Location: Pigeon Islands, Guadeloupe
Ah, Guadeloupe. A most wonderful island full of natural beauty and the French. Speaking of Le French, a pair of young French chaps were duking it out in the early hours of this morning. Luckily, this was not a contest of fists but instead a contest of sail. Each came with massive trimarans and set out from Brittany, France, last week in an attempt to complete one of the fastest solo crossings of the Atlantic Ocean in history. These gentlemen sailed a 3,542-nautical mile course across the Atlantic in just seven days and 14 hours. That is an average speed of roughly 20 knots or 23mph. While that may not sound very fast, our sister ship Argo is going to make a similar crossing in roughly 22 to 24 days, and she has 30 or so crew aboard. There are several other competitors racing in the Route du Rhum, and all are solo sailors who are essentially driving semi-trucks over rough roads (i.e., massive waves) at 23mph for seven days. They are doing this all while sleeping, eating, and everything else that needs to be done at that time. It is quite a feat. This year was a nail-biter, as Franois Gabart and Francis Joyon were within minutes of each other as they approached the finish line. Francis Joyon, in a come from behind victory, managed to squeak ahead of Gabart and took a first-place finish. It was really exciting seeing the vessels pass by in the lee of Guadeloupe yesterday, and to hear about the finish this morning made it all the more interesting. We hope to see a few more competitors on our sail tomorrow.
We began the day with a plunge into the waters just off Pigeon Island. The area we are anchored in is named after the legendary oceanographer Jacques Cousteau and has been designated as a national park and marine protected area. Because of this, the reef surrounding the island is in great condition, and the rangers and French authorities do an excellent job patrolling and keeping it that way. Every time I have entered the waters of Guadeloupe, the Coast Guard has come by to say hello and occasionally perform a routine search of the vessel. They came by again this evening, but luckily one of the three officers on board had boarded Ocean Star this summer and recognized me as I walked up on deck to greet them. It was nice seeing an official offer a smile and a wave in a familiar way, and it is also nice knowing that the French are out there if you need their help. With the friendly and french speaking help from Steph and Carolyn, the authorities decided that they need not search Ocean Star this go around and that they would see us again next spring.

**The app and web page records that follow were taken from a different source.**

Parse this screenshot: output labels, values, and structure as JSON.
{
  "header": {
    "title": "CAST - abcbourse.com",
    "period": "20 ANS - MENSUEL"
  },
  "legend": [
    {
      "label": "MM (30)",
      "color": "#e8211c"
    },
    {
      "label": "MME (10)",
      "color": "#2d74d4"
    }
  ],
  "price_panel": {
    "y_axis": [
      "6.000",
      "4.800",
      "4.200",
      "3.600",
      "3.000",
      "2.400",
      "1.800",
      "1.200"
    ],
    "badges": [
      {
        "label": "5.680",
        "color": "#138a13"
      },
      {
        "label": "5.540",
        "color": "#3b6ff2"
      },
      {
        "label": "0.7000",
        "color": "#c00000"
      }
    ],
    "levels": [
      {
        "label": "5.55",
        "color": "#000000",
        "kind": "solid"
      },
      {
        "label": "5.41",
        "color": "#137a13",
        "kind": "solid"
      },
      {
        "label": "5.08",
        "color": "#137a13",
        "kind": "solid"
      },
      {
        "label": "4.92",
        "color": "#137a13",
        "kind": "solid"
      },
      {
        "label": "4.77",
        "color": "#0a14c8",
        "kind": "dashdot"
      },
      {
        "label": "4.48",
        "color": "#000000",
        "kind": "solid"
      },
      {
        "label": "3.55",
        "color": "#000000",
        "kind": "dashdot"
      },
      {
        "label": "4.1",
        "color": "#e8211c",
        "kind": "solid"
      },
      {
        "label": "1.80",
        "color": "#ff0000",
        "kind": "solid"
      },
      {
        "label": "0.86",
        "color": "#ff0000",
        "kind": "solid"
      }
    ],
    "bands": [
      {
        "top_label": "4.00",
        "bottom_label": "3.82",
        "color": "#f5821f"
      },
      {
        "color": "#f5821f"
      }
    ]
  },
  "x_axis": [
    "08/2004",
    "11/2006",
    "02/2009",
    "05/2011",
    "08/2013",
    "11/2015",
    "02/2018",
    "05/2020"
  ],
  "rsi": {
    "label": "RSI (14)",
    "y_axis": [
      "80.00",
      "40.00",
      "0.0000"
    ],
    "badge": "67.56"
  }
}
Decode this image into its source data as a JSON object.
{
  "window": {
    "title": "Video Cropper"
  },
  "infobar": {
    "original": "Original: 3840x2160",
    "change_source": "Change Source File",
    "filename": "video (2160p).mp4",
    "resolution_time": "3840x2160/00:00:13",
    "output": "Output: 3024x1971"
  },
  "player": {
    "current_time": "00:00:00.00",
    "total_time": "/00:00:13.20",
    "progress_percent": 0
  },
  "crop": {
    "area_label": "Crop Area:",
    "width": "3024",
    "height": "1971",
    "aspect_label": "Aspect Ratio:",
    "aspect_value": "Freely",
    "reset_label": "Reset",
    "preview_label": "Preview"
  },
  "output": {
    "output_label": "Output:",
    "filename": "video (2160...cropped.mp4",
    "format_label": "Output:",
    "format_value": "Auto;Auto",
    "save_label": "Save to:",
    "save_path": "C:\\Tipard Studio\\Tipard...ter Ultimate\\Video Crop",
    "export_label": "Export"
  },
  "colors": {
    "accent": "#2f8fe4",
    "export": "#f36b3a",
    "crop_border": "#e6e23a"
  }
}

We completed the diving with style and managed to snap some excellent photos with the bust of Cousteau that is sunk in the mooring field where the best diving takes place. The afternoon was spent taking an exam for a Marine Biology class and then watching a documentary on deep ocean wildlife. The chefs did a great job with the meals today and even made a bread crust version of Ocean Star for the top of the chicken pot pie. There have been a lot of good chef teams this trip, and it will easily go down as the best semester for meals I have eaten while working here. It has been fun to see all of the students and staff trying to outdo each other with better and better meals.
After dinner, we discussed the plan for tomorrow’s sail to Antigua. The weather looks calm tomorrow, with a good breeze from the southeast to push us comfortably up to the southern end of the island. We will be waking up at 0530 to seize the day and hopefully arrive by 1400, giving us plenty of daylight to see us into English Harbour and onto the dock at Nelson’s Dockyard. I won’t give it all away, so you will have to read tomorrow’s blog to find out more about this historic site and about our epic sail to make it there.